§ TASK PROMPT: Every entry should appear in your answer exactly as it does here.

Component data from apps and pages:

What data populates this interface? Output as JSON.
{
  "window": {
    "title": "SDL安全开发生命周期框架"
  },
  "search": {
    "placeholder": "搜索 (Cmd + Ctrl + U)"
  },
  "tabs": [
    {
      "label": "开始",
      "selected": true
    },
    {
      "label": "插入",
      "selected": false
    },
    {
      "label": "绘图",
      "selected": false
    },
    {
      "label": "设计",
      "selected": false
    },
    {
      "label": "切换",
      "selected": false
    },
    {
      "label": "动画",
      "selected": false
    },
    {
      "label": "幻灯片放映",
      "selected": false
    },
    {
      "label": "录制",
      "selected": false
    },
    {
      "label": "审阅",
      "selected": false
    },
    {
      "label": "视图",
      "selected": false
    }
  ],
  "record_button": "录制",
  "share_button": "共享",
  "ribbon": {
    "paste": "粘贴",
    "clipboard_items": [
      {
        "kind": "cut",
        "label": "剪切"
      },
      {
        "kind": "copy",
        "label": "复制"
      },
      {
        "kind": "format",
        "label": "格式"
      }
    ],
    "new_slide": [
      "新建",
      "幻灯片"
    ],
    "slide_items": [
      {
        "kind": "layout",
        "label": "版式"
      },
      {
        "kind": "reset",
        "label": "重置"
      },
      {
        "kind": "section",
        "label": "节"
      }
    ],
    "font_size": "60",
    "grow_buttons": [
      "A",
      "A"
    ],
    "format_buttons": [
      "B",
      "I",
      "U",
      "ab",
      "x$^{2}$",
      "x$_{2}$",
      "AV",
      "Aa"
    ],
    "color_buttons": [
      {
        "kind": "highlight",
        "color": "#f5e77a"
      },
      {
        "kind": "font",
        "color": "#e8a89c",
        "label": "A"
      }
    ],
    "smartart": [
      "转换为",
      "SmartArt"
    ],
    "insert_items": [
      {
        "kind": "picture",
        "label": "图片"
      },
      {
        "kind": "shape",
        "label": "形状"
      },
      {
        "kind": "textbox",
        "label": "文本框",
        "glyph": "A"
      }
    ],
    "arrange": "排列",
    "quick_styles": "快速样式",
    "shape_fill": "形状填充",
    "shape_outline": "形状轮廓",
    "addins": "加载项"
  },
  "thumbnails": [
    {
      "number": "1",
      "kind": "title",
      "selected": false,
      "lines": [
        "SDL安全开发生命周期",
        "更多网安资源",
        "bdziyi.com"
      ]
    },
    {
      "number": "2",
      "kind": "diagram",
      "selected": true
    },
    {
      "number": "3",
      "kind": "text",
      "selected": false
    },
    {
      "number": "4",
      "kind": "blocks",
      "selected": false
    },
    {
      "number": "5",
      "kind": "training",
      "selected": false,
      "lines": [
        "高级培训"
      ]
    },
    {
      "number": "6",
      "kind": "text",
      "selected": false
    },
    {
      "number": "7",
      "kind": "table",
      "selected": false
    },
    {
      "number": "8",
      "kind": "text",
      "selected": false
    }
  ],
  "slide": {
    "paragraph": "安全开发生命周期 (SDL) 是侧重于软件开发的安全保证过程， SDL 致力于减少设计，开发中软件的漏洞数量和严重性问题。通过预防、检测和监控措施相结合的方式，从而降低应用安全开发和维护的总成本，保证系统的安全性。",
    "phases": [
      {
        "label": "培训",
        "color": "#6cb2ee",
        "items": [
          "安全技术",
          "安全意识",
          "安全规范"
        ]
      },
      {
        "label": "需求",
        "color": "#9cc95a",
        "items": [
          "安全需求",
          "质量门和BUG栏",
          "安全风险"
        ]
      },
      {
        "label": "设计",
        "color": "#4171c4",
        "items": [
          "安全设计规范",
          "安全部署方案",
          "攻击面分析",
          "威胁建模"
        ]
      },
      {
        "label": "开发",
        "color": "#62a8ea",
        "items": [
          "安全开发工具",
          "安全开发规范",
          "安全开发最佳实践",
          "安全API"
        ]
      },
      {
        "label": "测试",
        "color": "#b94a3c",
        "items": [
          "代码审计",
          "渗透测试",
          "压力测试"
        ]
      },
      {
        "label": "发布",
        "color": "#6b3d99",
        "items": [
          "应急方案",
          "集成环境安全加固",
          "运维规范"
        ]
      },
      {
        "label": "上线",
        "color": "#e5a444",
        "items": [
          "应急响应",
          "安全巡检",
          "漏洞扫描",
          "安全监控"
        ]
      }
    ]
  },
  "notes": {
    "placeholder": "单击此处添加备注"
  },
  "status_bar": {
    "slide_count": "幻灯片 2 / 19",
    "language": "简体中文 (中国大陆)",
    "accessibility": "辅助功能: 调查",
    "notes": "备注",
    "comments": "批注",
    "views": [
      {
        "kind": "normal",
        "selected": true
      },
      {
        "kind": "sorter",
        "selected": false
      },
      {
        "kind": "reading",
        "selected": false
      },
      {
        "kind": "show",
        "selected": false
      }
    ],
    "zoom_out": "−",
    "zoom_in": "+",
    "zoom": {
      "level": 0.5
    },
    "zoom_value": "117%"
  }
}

§ EXERCISE RESPONSE:
What data populates this interface? Output as JSON.
{
  "window": {
    "title": "SDL安全开发生命周期框架"
  },
  "search": {
    "placeholder": "搜索 (Cmd + Ctrl + U)"
  },
  "tabs": [
    {
      "label": "开始",
      "selected": true
    },
    {
      "label": "插入",
      "selected": false
    },
    {
      "label": "绘图",
      "selected": false
    },
    {
      "label": "设计",
      "selected": false
    },
    {
      "label": "切换",
      "selected": false
    },
    {
      "label": "动画",
      "selected": false
    },
    {
      "label": "幻灯片放映",
      "selected": false
    },
    {
      "label": "录制",
      "selected": false
    },
    {
      "label": "审阅",
      "selected": false
    },
    {
      "label": "视图",
      "selected": false
    }
  ],
  "record_button": "录制",
  "share_button": "共享",
  "ribbon": {
    "paste": "粘贴",
    "clipboard_items": [
      {
        "kind": "cut",
        "label": "剪切"
      },
      {
        "kind": "copy",
        "label": "复制"
      },
      {
        "kind": "format",
        "label": "格式"
      }
    ],
    "new_slide": [
      "新建",
      "幻灯片"
    ],
    "slide_items": [
      {
        "kind": "layout",
        "label": "版式"
      },
      {
        "kind": "reset",
        "label": "重置"
      },
      {
        "kind": "section",
        "label": "节"
      }
    ],
    "font_size": "60",
    "grow_buttons": [
      "A",
      "A"
    ],
    "format_buttons": [
      "B",
      "I",
      "U",
      "ab",
      "x$^{2}$",
      "x$_{2}$",
      "AV",
      "Aa"
    ],
    "color_buttons": [
      {
        "kind": "highlight",
        "color": "#f5e77a"
      },
      {
        "kind": "font",
        "color": "#e8a89c",
        "label": "A"
      }
    ],
    "smartart": [
      "转换为",
      "SmartArt"
    ],
    "insert_items": [
      {
        "kind": "picture",
        "label": "图片"
      },
      {
        "kind": "shape",
        "label": "形状"
      },
      {
        "kind": "textbox",
        "label": "文本框",
        "glyph": "A"
      }
    ],
    "arrange": "排列",
    "quick_styles": "快速样式",
    "shape_fill": "形状填充",
    "shape_outline": "形状轮廓",
    "addins": "加载项"
  },
  "thumbnails": [
    {
      "number": "1",
      "kind": "title",
      "selected": false,
      "lines": [
        "SDL安全开发生命周期",
        "更多网安资源",
        "bdziyi.com"
      ]
    },
    {
      "number": "2",
      "kind": "diagram",
      "selected": true
    },
    {
      "number": "3",
      "kind": "text",
      "selected": false
    },
    {
      "number": "4",
      "kind": "blocks",
      "selected": false
    },
    {
      "number": "5",
      "kind": "training",
      "selected": false,
      "lines": [
        "高级培训"
      ]
    },
    {
      "number": "6",
      "kind": "text",
      "selected": false
    },
    {
      "number": "7",
      "kind": "table",
      "selected": false
    },
    {
      "number": "8",
      "kind": "text",
      "selected": false
    }
  ],
  "slide": {
    "paragraph": "安全开发生命周期 (SDL) 是侧重于软件开发的安全保证过程， SDL 致力于减少设计，开发中软件的漏洞数量和严重性问题。通过预防、检测和监控措施相结合的方式，从而降低应用安全开发和维护的总成本，保证系统的安全性。",
    "phases": [
      {
        "label": "培训",
        "color": "#6cb2ee",
        "items": [
          "安全技术",
          "安全意识",
          "安全规范"
        ]
      },
      {
        "label": "需求",
        "color": "#9cc95a",
        "items": [
          "安全需求",
          "质量门和BUG栏",
          "安全风险"
        ]
      },
      {
        "label": "设计",
        "color": "#4171c4",
        "items": [
          "安全设计规范",
          "安全部署方案",
          "攻击面分析",
          "威胁建模"
        ]
      },
      {
        "label": "开发",
        "color": "#62a8ea",
        "items": [
          "安全开发工具",
          "安全开发规范",
          "安全开发最佳实践",
          "安全API"
        ]
      },
      {
        "label": "测试",
        "color": "#b94a3c",
        "items": [
          "代码审计",
          "渗透测试",
          "压力测试"
        ]
      },
      {
        "label": "发布",
        "color": "#6b3d99",
        "items": [
          "应急方案",
          "集成环境安全加固",
          "运维规范"
        ]
      },
      {
        "label": "上线",
        "color": "#e5a444",
        "items": [
          "应急响应",
          "安全巡检",
          "漏洞扫描",
          "安全监控"
        ]
      }
    ]
  },
  "notes": {
    "placeholder": "单击此处添加备注"
  },
  "status_bar": {
    "slide_count": "幻灯片 2 / 19",
    "language": "简体中文 (中国大陆)",
    "accessibility": "辅助功能: 调查",
    "notes": "备注",
    "comments": "批注",
    "views": [
      {
        "kind": "normal",
        "selected": true
      },
      {
        "kind": "sorter",
        "selected": false
      },
      {
        "kind": "reading",
        "selected": false
      },
      {
        "kind": "show",
        "selected": false
      }
    ],
    "zoom_out": "−",
    "zoom_in": "+",
    "zoom": {
      "level": 0.5
    },
    "zoom_value": "117%"
  }
}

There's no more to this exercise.